### [TASK ITEM]
The records below are to be written out exactly, with every picture omitted.

### [GIVEN RECORDS]
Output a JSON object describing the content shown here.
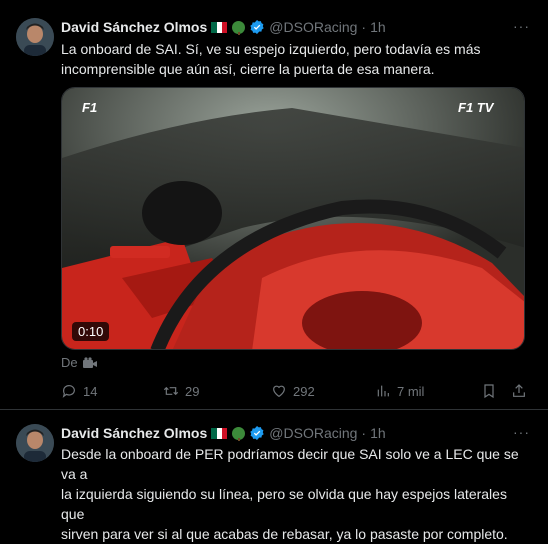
{
  "tweets": [
    {
      "author_name": "David Sánchez Olmos",
      "handle": "@DSORacing",
      "separator": "·",
      "time": "1h",
      "text_line1": "La onboard de SAI. Sí, ve su espejo izquierdo, pero todavía es más",
      "text_line2": "incomprensible que aún así, cierre la puerta de esa manera.",
      "video": {
        "duration": "0:10",
        "logo_left": "F1",
        "logo_right": "F1 TV"
      },
      "source_label": "De",
      "actions": {
        "replies": "14",
        "retweets": "29",
        "likes": "292",
        "views": "7 mil"
      }
    },
    {
      "author_name": "David Sánchez Olmos",
      "handle": "@DSORacing",
      "separator": "·",
      "time": "1h",
      "text_line1": "Desde la onboard de PER podríamos decir que SAI solo ve a LEC que se va a",
      "text_line2": "la izquierda siguiendo su línea, pero se olvida que hay espejos laterales que",
      "text_line3": "sirven para ver si al que acabas de rebasar, ya lo pasaste por completo."
    }
  ],
  "colors": {
    "background": "#000000",
    "text": "#e7e9ea",
    "muted": "#71767b",
    "verified": "#1d9bf0",
    "divider": "#2f3336"
  },
  "icons": [
    "verified-badge-icon",
    "mexico-flag-icon",
    "tree-emoji-icon",
    "more-icon",
    "reply-icon",
    "retweet-icon",
    "like-icon",
    "views-icon",
    "bookmark-icon",
    "share-icon",
    "camera-icon"
  ]
}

### [COMPLETED TASK]
Output a JSON object describing the content shown here.
{
  "tweets": [
    {
      "author_name": "David Sánchez Olmos",
      "handle": "@DSORacing",
      "separator": "·",
      "time": "1h",
      "text_line1": "La onboard de SAI. Sí, ve su espejo izquierdo, pero todavía es más",
      "text_line2": "incomprensible que aún así, cierre la puerta de esa manera.",
      "video": {
        "duration": "0:10",
        "logo_left": "F1",
        "logo_right": "F1 TV"
      },
      "source_label": "De",
      "actions": {
        "replies": "14",
        "retweets": "29",
        "likes": "292",
        "views": "7 mil"
      }
    },
    {
      "author_name": "David Sánchez Olmos",
      "handle": "@DSORacing",
      "separator": "·",
      "time": "1h",
      "text_line1": "Desde la onboard de PER podríamos decir que SAI solo ve a LEC que se va a",
      "text_line2": "la izquierda siguiendo su línea, pero se olvida que hay espejos laterales que",
      "text_line3": "sirven para ver si al que acabas de rebasar, ya lo pasaste por completo."
    }
  ],
  "colors": {
    "background": "#000000",
    "text": "#e7e9ea",
    "muted": "#71767b",
    "verified": "#1d9bf0",
    "divider": "#2f3336"
  },
  "icons": [
    "verified-badge-icon",
    "mexico-flag-icon",
    "tree-emoji-icon",
    "more-icon",
    "reply-icon",
    "retweet-icon",
    "like-icon",
    "views-icon",
    "bookmark-icon",
    "share-icon",
    "camera-icon"
  ]
}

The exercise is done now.